### AVAILABLE RECORDS ###

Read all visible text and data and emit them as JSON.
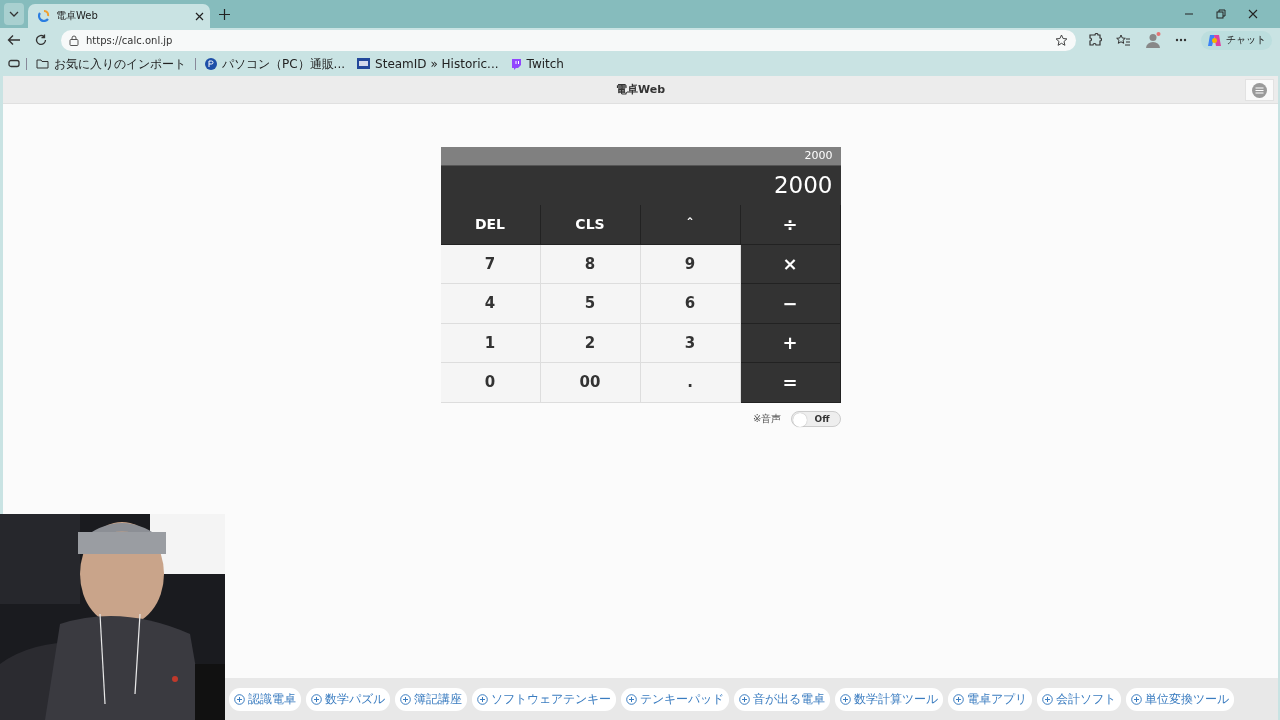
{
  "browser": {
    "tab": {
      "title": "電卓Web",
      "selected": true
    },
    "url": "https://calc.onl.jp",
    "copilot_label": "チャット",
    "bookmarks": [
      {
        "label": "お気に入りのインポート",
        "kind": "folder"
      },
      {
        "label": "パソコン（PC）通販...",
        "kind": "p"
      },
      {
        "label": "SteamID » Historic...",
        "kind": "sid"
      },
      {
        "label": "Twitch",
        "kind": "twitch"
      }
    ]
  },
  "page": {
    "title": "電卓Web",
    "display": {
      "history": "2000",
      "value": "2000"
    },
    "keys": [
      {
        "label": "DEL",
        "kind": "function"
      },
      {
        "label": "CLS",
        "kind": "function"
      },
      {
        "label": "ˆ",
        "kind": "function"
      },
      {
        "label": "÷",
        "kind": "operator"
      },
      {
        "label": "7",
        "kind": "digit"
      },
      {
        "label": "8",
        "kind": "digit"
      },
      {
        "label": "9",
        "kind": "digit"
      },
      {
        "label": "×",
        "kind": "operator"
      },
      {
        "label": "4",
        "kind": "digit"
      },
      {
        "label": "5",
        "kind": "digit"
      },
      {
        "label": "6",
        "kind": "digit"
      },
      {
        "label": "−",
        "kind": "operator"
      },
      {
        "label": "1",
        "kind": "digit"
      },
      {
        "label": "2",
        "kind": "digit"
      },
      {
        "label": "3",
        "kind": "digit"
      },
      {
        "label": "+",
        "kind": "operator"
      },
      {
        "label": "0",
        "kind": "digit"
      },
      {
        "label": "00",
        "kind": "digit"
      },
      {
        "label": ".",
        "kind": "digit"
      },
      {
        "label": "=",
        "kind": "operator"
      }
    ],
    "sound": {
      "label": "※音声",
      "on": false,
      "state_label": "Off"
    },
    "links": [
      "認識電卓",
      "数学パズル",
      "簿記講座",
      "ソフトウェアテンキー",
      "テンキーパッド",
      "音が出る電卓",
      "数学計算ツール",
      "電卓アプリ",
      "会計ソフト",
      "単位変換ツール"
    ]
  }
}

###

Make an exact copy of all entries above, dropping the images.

THE ANSWER »
Read all visible text and data and emit them as JSON.
{
  "browser": {
    "tab": {
      "title": "電卓Web",
      "selected": true
    },
    "url": "https://calc.onl.jp",
    "copilot_label": "チャット",
    "bookmarks": [
      {
        "label": "お気に入りのインポート",
        "kind": "folder"
      },
      {
        "label": "パソコン（PC）通販...",
        "kind": "p"
      },
      {
        "label": "SteamID » Historic...",
        "kind": "sid"
      },
      {
        "label": "Twitch",
        "kind": "twitch"
      }
    ]
  },
  "page": {
    "title": "電卓Web",
    "display": {
      "history": "2000",
      "value": "2000"
    },
    "keys": [
      {
        "label": "DEL",
        "kind": "function"
      },
      {
        "label": "CLS",
        "kind": "function"
      },
      {
        "label": "ˆ",
        "kind": "function"
      },
      {
        "label": "÷",
        "kind": "operator"
      },
      {
        "label": "7",
        "kind": "digit"
      },
      {
        "label": "8",
        "kind": "digit"
      },
      {
        "label": "9",
        "kind": "digit"
      },
      {
        "label": "×",
        "kind": "operator"
      },
      {
        "label": "4",
        "kind": "digit"
      },
      {
        "label": "5",
        "kind": "digit"
      },
      {
        "label": "6",
        "kind": "digit"
      },
      {
        "label": "−",
        "kind": "operator"
      },
      {
        "label": "1",
        "kind": "digit"
      },
      {
        "label": "2",
        "kind": "digit"
      },
      {
        "label": "3",
        "kind": "digit"
      },
      {
        "label": "+",
        "kind": "operator"
      },
      {
        "label": "0",
        "kind": "digit"
      },
      {
        "label": "00",
        "kind": "digit"
      },
      {
        "label": ".",
        "kind": "digit"
      },
      {
        "label": "=",
        "kind": "operator"
      }
    ],
    "sound": {
      "label": "※音声",
      "on": false,
      "state_label": "Off"
    },
    "links": [
      "認識電卓",
      "数学パズル",
      "簿記講座",
      "ソフトウェアテンキー",
      "テンキーパッド",
      "音が出る電卓",
      "数学計算ツール",
      "電卓アプリ",
      "会計ソフト",
      "単位変換ツール"
    ]
  }
}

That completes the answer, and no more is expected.